Or is there? It’s been conjectured that the “WOW Source” was some sort of signal from a military spacecraft operating in a band in which it shouldn’t be radiating. And that’s certainly a possibility. If it were an extraterrestrial signal, we have to ask a very serious question: How would they know which frequency we had assigned the number 2, which was 4, which was 7 or 8, which was 16, and so on? The answer, of course, is that they wouldn’t and couldn’t know. So, if we buy the “geometric progression” argument, it’s very unlikely to be an actual extraterrestrial source. (It’s more likely that the small number of high power levels in the channels above 2 are simply spurious signals.)

Well, there are too many coincidences for me, too. Those “galloping coincidences” make me suspect that the source of the signal the “Big Ear” received on 15Aug1977 was of a more mundane nature. I think it was generated by a couple of bored college sophomores who just didn’t have enough to do that Summer. Here’s how they could have done it:

First, building a small, portable, very-low-power transmitter that could put out a signal that the “Big Ear” could receive wouldn’t be much of a challenge to an Electrical Engineering major, even in the “dark ages” of 1977. (One switch for Channel 2, another for Channel 4, and so on.)

The Astronomy major of the pair would simply consult a catalog of stars, find one that would be in the beam of the “Big Ear”, and thus know when he and his cohort would have to sneak out into the corn field and generate their spurious signal. (Remember, the place wasn’t staffed.)

The first integration would have been made with the little transmitter set at Channel 2 only, while its operator was standing well to the East of the flat reflector, pointing his transmitter at the curved reflector. The second would have been with Ch2 and 4 on, and the operator would have moved closer to the flat reflector to simulate a source moving through the beam of the antenna on the sky. The 3d and 4th integrations would see the operator standing just in front of the East end of the flat reflector, so that the transmitter would appear to be right in the main beam. He’d press the appropriate buttons for the appropriate channels. For integrations 5 and 6, the operator would repeat what he did in 1 and 2, but in the reverse order. Because the antenna can’t see what side of the beam something is on, he didn’t have to sprint the 360-feet to the other side of the reflector to “exit” the beam!

This might even have been an “inside job”. A program volunteer might very well have known when that star was going to be in the beam, and thus knew when to transmit the spurious signal.

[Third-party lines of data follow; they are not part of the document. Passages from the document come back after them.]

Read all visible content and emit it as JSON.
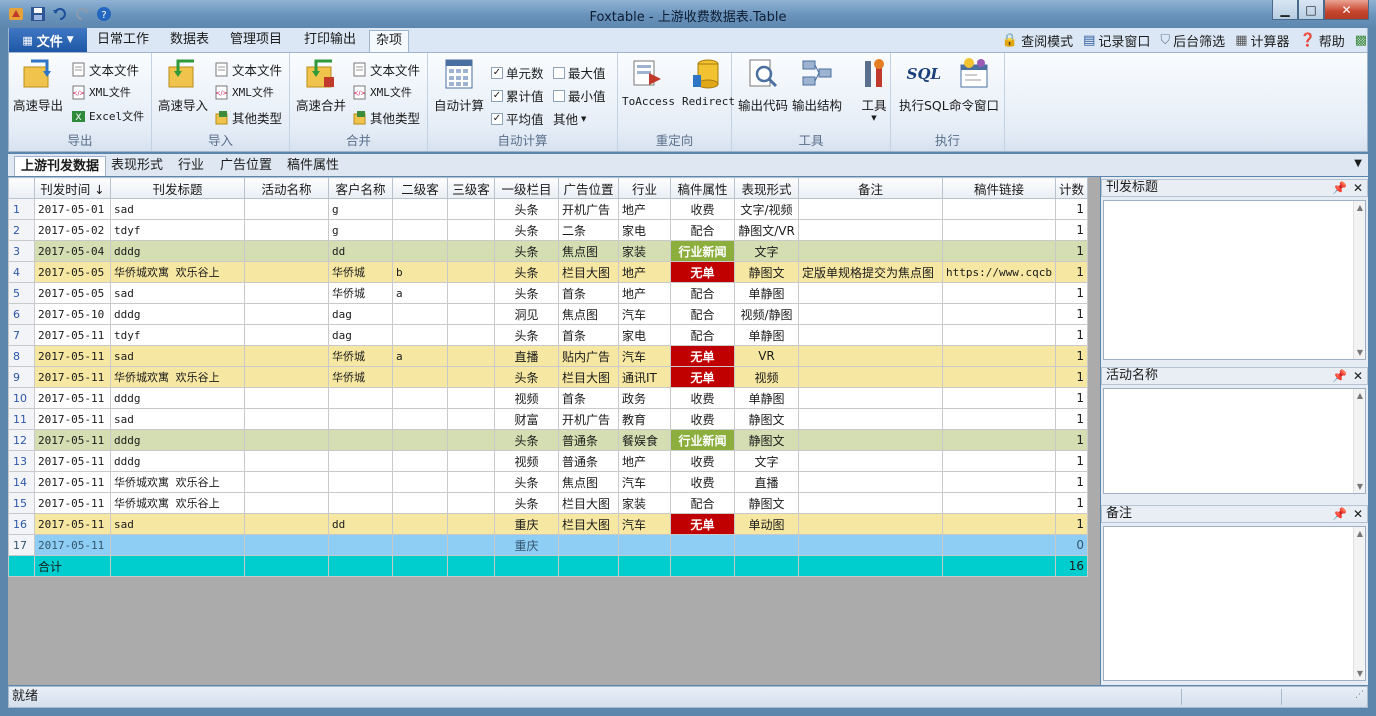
{
  "window": {
    "title": "Foxtable - 上游收费数据表.Table",
    "minimize": "▁",
    "maximize": "□",
    "close": "✕"
  },
  "menu": {
    "file_label": "文件",
    "tabs": [
      "日常工作",
      "数据表",
      "管理项目",
      "打印输出",
      "杂项"
    ],
    "right_tools": [
      "查阅模式",
      "记录窗口",
      "后台筛选",
      "计算器",
      "帮助"
    ]
  },
  "ribbon": {
    "export": {
      "big": "高速导出",
      "text": "文本文件",
      "xml": "XML文件",
      "excel": "Excel文件",
      "group": "导出"
    },
    "import": {
      "big": "高速导入",
      "text": "文本文件",
      "xml": "XML文件",
      "other": "其他类型",
      "group": "导入"
    },
    "merge": {
      "big": "高速合并",
      "text": "文本文件",
      "xml": "XML文件",
      "other": "其他类型",
      "group": "合并"
    },
    "auto": {
      "big": "自动计算",
      "cell": "单元数",
      "cum": "累计值",
      "avg": "平均值",
      "max": "最大值",
      "min": "最小值",
      "other": "其他",
      "group": "自动计算"
    },
    "redirect": {
      "toaccess": "ToAccess",
      "redirect": "Redirect",
      "group": "重定向"
    },
    "tools": {
      "code": "输出代码",
      "struct": "输出结构",
      "tool": "工具",
      "group": "工具"
    },
    "exec": {
      "sql_icon": "SQL",
      "sql": "执行SQL",
      "cmd": "命令窗口",
      "group": "执行"
    }
  },
  "sheet_tabs": [
    "上游刊发数据",
    "表现形式",
    "行业",
    "广告位置",
    "稿件属性"
  ],
  "grid": {
    "headers": [
      "",
      "刊发时间 ↓",
      "刊发标题",
      "活动名称",
      "客户名称",
      "二级客",
      "三级客",
      "一级栏目",
      "广告位置",
      "行业",
      "稿件属性",
      "表现形式",
      "备注",
      "稿件链接",
      "计数"
    ],
    "rows": [
      {
        "n": "1",
        "date": "2017-05-01",
        "title": "sad",
        "act": "",
        "cust": "g",
        "l2": "",
        "l3": "",
        "col": "头条",
        "pos": "开机广告",
        "ind": "地产",
        "attr": "收费",
        "form": "文字/视频",
        "note": "",
        "link": "",
        "cnt": "1"
      },
      {
        "n": "2",
        "date": "2017-05-02",
        "title": "tdyf",
        "act": "",
        "cust": "g",
        "l2": "",
        "l3": "",
        "col": "头条",
        "pos": "二条",
        "ind": "家电",
        "attr": "配合",
        "form": "静图文/VR",
        "note": "",
        "link": "",
        "cnt": "1"
      },
      {
        "n": "3",
        "date": "2017-05-04",
        "title": "dddg",
        "act": "",
        "cust": "dd",
        "l2": "",
        "l3": "",
        "col": "头条",
        "pos": "焦点图",
        "ind": "家装",
        "attr": "行业新闻",
        "form": "文字",
        "note": "",
        "link": "",
        "cnt": "1"
      },
      {
        "n": "4",
        "date": "2017-05-05",
        "title": "华侨城欢寓 欢乐谷上",
        "act": "",
        "cust": "华侨城",
        "l2": "b",
        "l3": "",
        "col": "头条",
        "pos": "栏目大图",
        "ind": "地产",
        "attr": "无单",
        "form": "静图文",
        "note": "定版单规格提交为焦点图",
        "link": "https://www.cqcb",
        "cnt": "1"
      },
      {
        "n": "5",
        "date": "2017-05-05",
        "title": "sad",
        "act": "",
        "cust": "华侨城",
        "l2": "a",
        "l3": "",
        "col": "头条",
        "pos": "首条",
        "ind": "地产",
        "attr": "配合",
        "form": "单静图",
        "note": "",
        "link": "",
        "cnt": "1"
      },
      {
        "n": "6",
        "date": "2017-05-10",
        "title": "dddg",
        "act": "",
        "cust": "dag",
        "l2": "",
        "l3": "",
        "col": "洞见",
        "pos": "焦点图",
        "ind": "汽车",
        "attr": "配合",
        "form": "视频/静图",
        "note": "",
        "link": "",
        "cnt": "1"
      },
      {
        "n": "7",
        "date": "2017-05-11",
        "title": "tdyf",
        "act": "",
        "cust": "dag",
        "l2": "",
        "l3": "",
        "col": "头条",
        "pos": "首条",
        "ind": "家电",
        "attr": "配合",
        "form": "单静图",
        "note": "",
        "link": "",
        "cnt": "1"
      },
      {
        "n": "8",
        "date": "2017-05-11",
        "title": "sad",
        "act": "",
        "cust": "华侨城",
        "l2": "a",
        "l3": "",
        "col": "直播",
        "pos": "贴内广告",
        "ind": "汽车",
        "attr": "无单",
        "form": "VR",
        "note": "",
        "link": "",
        "cnt": "1"
      },
      {
        "n": "9",
        "date": "2017-05-11",
        "title": "华侨城欢寓 欢乐谷上",
        "act": "",
        "cust": "华侨城",
        "l2": "",
        "l3": "",
        "col": "头条",
        "pos": "栏目大图",
        "ind": "通讯IT",
        "attr": "无单",
        "form": "视频",
        "note": "",
        "link": "",
        "cnt": "1"
      },
      {
        "n": "10",
        "date": "2017-05-11",
        "title": "dddg",
        "act": "",
        "cust": "",
        "l2": "",
        "l3": "",
        "col": "视频",
        "pos": "首条",
        "ind": "政务",
        "attr": "收费",
        "form": "单静图",
        "note": "",
        "link": "",
        "cnt": "1"
      },
      {
        "n": "11",
        "date": "2017-05-11",
        "title": "sad",
        "act": "",
        "cust": "",
        "l2": "",
        "l3": "",
        "col": "财富",
        "pos": "开机广告",
        "ind": "教育",
        "attr": "收费",
        "form": "静图文",
        "note": "",
        "link": "",
        "cnt": "1"
      },
      {
        "n": "12",
        "date": "2017-05-11",
        "title": "dddg",
        "act": "",
        "cust": "",
        "l2": "",
        "l3": "",
        "col": "头条",
        "pos": "普通条",
        "ind": "餐娱食",
        "attr": "行业新闻",
        "form": "静图文",
        "note": "",
        "link": "",
        "cnt": "1"
      },
      {
        "n": "13",
        "date": "2017-05-11",
        "title": "dddg",
        "act": "",
        "cust": "",
        "l2": "",
        "l3": "",
        "col": "视频",
        "pos": "普通条",
        "ind": "地产",
        "attr": "收费",
        "form": "文字",
        "note": "",
        "link": "",
        "cnt": "1"
      },
      {
        "n": "14",
        "date": "2017-05-11",
        "title": "华侨城欢寓 欢乐谷上",
        "act": "",
        "cust": "",
        "l2": "",
        "l3": "",
        "col": "头条",
        "pos": "焦点图",
        "ind": "汽车",
        "attr": "收费",
        "form": "直播",
        "note": "",
        "link": "",
        "cnt": "1"
      },
      {
        "n": "15",
        "date": "2017-05-11",
        "title": "华侨城欢寓 欢乐谷上",
        "act": "",
        "cust": "",
        "l2": "",
        "l3": "",
        "col": "头条",
        "pos": "栏目大图",
        "ind": "家装",
        "attr": "配合",
        "form": "静图文",
        "note": "",
        "link": "",
        "cnt": "1"
      },
      {
        "n": "16",
        "date": "2017-05-11",
        "title": "sad",
        "act": "",
        "cust": "dd",
        "l2": "",
        "l3": "",
        "col": "重庆",
        "pos": "栏目大图",
        "ind": "汽车",
        "attr": "无单",
        "form": "单动图",
        "note": "",
        "link": "",
        "cnt": "1"
      },
      {
        "n": "17",
        "date": "2017-05-11",
        "title": "",
        "act": "",
        "cust": "",
        "l2": "",
        "l3": "",
        "col": "重庆",
        "pos": "",
        "ind": "",
        "attr": "",
        "form": "",
        "note": "",
        "link": "",
        "cnt": "0"
      }
    ],
    "total_label": "合计",
    "total_count": "16"
  },
  "side_panels": [
    {
      "title": "刊发标题"
    },
    {
      "title": "活动名称"
    },
    {
      "title": "备注"
    }
  ],
  "status": {
    "text": "就绪"
  },
  "colors": {
    "row_green": "#d5deb2",
    "row_yellow": "#f6e8a2",
    "row_blue": "#8ecdf4",
    "total": "#00cece",
    "badge_red": "#c00000",
    "badge_green": "#8cae3c"
  }
}
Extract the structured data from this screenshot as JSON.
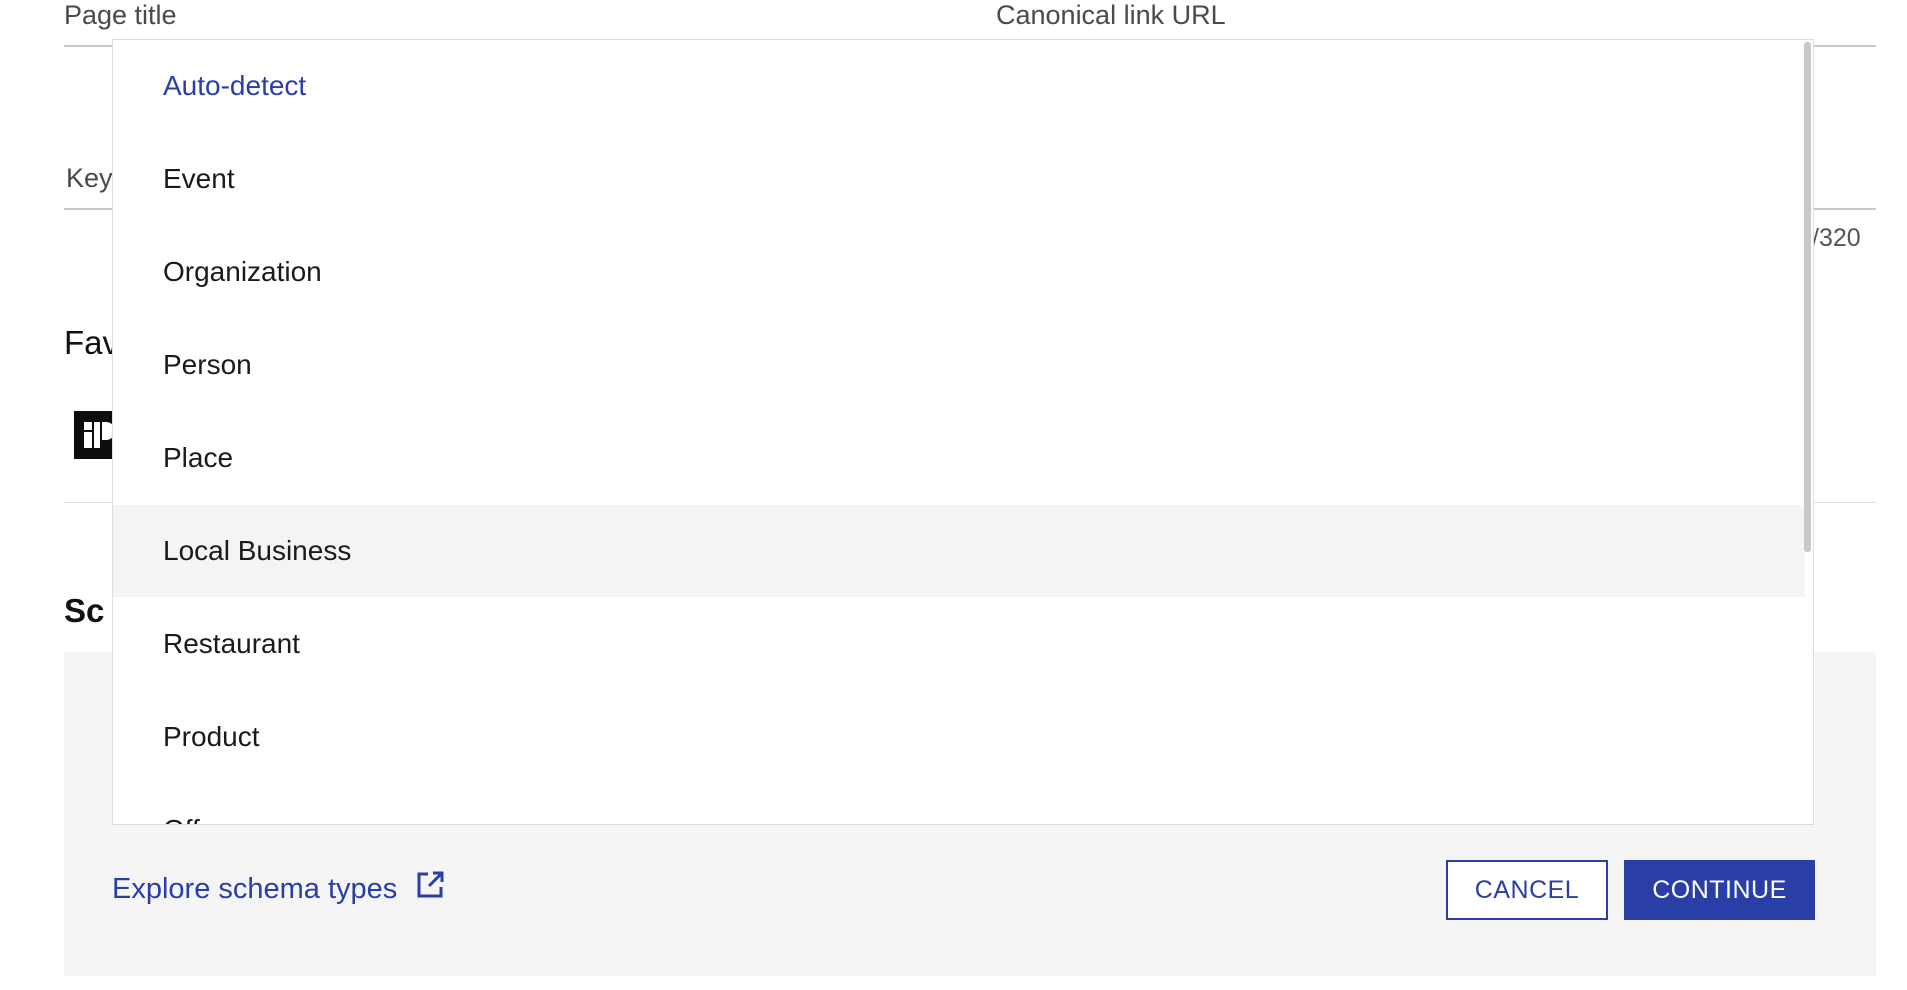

Do I have any knowledge that what I conjecture is true? Absolutely NOT! (Just to clear this up, I’ve never been to Delaware, OH) And, it would be one of the bigger surprises of my life if any of the senior professionals, including Jerry Ehman, had anything to do with such a hoax. So, please don’t think that the folks at OSU were “cooking the SETI books”. I certainly don’t.

No, if it was as I think it was, it was two science nerds doing the “ultimate hack” of a radio telescope’s data. If you’re out there, guys, you’d be in your mid to late 40s, with kids in college about the age you were when you created that fake signal. It’s time to come clean.

A POST-MORTEM: The “Big Ear” was built on land owned by another university, which sold the land in the 80s to developers. It was razed in 1998 to make way for a golf course and luxury homes. Nothing remains but many stacks of printouts, and the memories of all those folks who worked on this wonderful instrument. And, of course, the memory of the “WOW Source”….

Rick Shaffer is an astronomer, teacher, writer, and designer/builder of telescopes and museum exhibits. From 1986-1997, he wrote the “Through the Eyepiece” column in “Astronomy” magazine. He’s also the author of “Your Guide to the Sky” and “Introduction to Astronomy”. He lives in Sedona, AZ, with his pet 20” Newtonian, Dora.